• [Task to carry out] All of the data that follows should be output again without any alteration.

▼

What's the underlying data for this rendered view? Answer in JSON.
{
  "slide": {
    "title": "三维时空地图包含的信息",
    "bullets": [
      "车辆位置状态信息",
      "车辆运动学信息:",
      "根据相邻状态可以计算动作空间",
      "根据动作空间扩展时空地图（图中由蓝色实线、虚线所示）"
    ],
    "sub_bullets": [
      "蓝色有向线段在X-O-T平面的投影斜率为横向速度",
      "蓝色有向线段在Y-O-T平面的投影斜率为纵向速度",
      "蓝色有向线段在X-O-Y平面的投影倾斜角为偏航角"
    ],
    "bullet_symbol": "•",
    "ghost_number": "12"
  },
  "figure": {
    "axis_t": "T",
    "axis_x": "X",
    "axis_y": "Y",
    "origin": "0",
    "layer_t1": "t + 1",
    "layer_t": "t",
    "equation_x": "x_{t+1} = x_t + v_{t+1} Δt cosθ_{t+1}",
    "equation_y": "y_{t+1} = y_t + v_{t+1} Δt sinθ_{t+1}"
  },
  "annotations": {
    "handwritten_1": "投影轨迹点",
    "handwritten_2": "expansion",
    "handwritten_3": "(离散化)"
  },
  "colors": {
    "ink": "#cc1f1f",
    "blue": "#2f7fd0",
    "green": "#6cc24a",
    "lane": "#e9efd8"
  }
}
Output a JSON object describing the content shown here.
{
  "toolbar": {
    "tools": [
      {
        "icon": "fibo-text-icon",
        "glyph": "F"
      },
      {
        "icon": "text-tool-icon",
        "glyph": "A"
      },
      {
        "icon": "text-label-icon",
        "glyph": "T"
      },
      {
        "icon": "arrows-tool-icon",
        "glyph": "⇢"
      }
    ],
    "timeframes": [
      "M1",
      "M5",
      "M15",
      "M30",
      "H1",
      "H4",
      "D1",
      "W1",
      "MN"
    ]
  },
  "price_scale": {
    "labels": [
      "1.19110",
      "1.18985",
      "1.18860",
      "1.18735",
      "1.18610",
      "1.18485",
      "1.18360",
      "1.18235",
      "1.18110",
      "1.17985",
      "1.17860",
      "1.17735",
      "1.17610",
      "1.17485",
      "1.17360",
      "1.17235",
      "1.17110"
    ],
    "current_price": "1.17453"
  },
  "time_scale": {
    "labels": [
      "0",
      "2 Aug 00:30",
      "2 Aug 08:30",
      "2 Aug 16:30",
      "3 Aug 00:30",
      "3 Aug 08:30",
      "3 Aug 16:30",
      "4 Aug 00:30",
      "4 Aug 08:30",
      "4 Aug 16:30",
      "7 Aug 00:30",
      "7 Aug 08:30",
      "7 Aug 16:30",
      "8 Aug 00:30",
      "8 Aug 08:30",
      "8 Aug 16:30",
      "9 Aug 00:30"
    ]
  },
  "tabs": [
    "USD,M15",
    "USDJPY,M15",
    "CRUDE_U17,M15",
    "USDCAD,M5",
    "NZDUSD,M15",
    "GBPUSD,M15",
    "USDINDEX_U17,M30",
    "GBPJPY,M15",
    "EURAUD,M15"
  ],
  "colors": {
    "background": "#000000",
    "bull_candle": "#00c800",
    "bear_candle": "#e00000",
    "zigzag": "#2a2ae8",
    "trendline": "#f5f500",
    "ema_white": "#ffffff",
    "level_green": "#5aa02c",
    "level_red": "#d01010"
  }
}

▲

• [Exercise result]
What's the underlying data for this rendered view? Answer in JSON.
{
  "slide": {
    "title": "三维时空地图包含的信息",
    "bullets": [
      "车辆位置状态信息",
      "车辆运动学信息:",
      "根据相邻状态可以计算动作空间",
      "根据动作空间扩展时空地图（图中由蓝色实线、虚线所示）"
    ],
    "sub_bullets": [
      "蓝色有向线段在X-O-T平面的投影斜率为横向速度",
      "蓝色有向线段在Y-O-T平面的投影斜率为纵向速度",
      "蓝色有向线段在X-O-Y平面的投影倾斜角为偏航角"
    ],
    "bullet_symbol": "•",
    "ghost_number": "12"
  },
  "figure": {
    "axis_t": "T",
    "axis_x": "X",
    "axis_y": "Y",
    "origin": "0",
    "layer_t1": "t + 1",
    "layer_t": "t",
    "equation_x": "x_{t+1} = x_t + v_{t+1} Δt cosθ_{t+1}",
    "equation_y": "y_{t+1} = y_t + v_{t+1} Δt sinθ_{t+1}"
  },
  "annotations": {
    "handwritten_1": "投影轨迹点",
    "handwritten_2": "expansion",
    "handwritten_3": "(离散化)"
  },
  "colors": {
    "ink": "#cc1f1f",
    "blue": "#2f7fd0",
    "green": "#6cc24a",
    "lane": "#e9efd8"
  }
}
Output a JSON object describing the content shown here.
{
  "toolbar": {
    "tools": [
      {
        "icon": "fibo-text-icon",
        "glyph": "F"
      },
      {
        "icon": "text-tool-icon",
        "glyph": "A"
      },
      {
        "icon": "text-label-icon",
        "glyph": "T"
      },
      {
        "icon": "arrows-tool-icon",
        "glyph": "⇢"
      }
    ],
    "timeframes": [
      "M1",
      "M5",
      "M15",
      "M30",
      "H1",
      "H4",
      "D1",
      "W1",
      "MN"
    ]
  },
  "price_scale": {
    "labels": [
      "1.19110",
      "1.18985",
      "1.18860",
      "1.18735",
      "1.18610",
      "1.18485",
      "1.18360",
      "1.18235",
      "1.18110",
      "1.17985",
      "1.17860",
      "1.17735",
      "1.17610",
      "1.17485",
      "1.17360",
      "1.17235",
      "1.17110"
    ],
    "current_price": "1.17453"
  },
  "time_scale": {
    "labels": [
      "0",
      "2 Aug 00:30",
      "2 Aug 08:30",
      "2 Aug 16:30",
      "3 Aug 00:30",
      "3 Aug 08:30",
      "3 Aug 16:30",
      "4 Aug 00:30",
      "4 Aug 08:30",
      "4 Aug 16:30",
      "7 Aug 00:30",
      "7 Aug 08:30",
      "7 Aug 16:30",
      "8 Aug 00:30",
      "8 Aug 08:30",
      "8 Aug 16:30",
      "9 Aug 00:30"
    ]
  },
  "tabs": [
    "USD,M15",
    "USDJPY,M15",
    "CRUDE_U17,M15",
    "USDCAD,M5",
    "NZDUSD,M15",
    "GBPUSD,M15",
    "USDINDEX_U17,M30",
    "GBPJPY,M15",
    "EURAUD,M15"
  ],
  "colors": {
    "background": "#000000",
    "bull_candle": "#00c800",
    "bear_candle": "#e00000",
    "zigzag": "#2a2ae8",
    "trendline": "#f5f500",
    "ema_white": "#ffffff",
    "level_green": "#5aa02c",
    "level_red": "#d01010"
  }
}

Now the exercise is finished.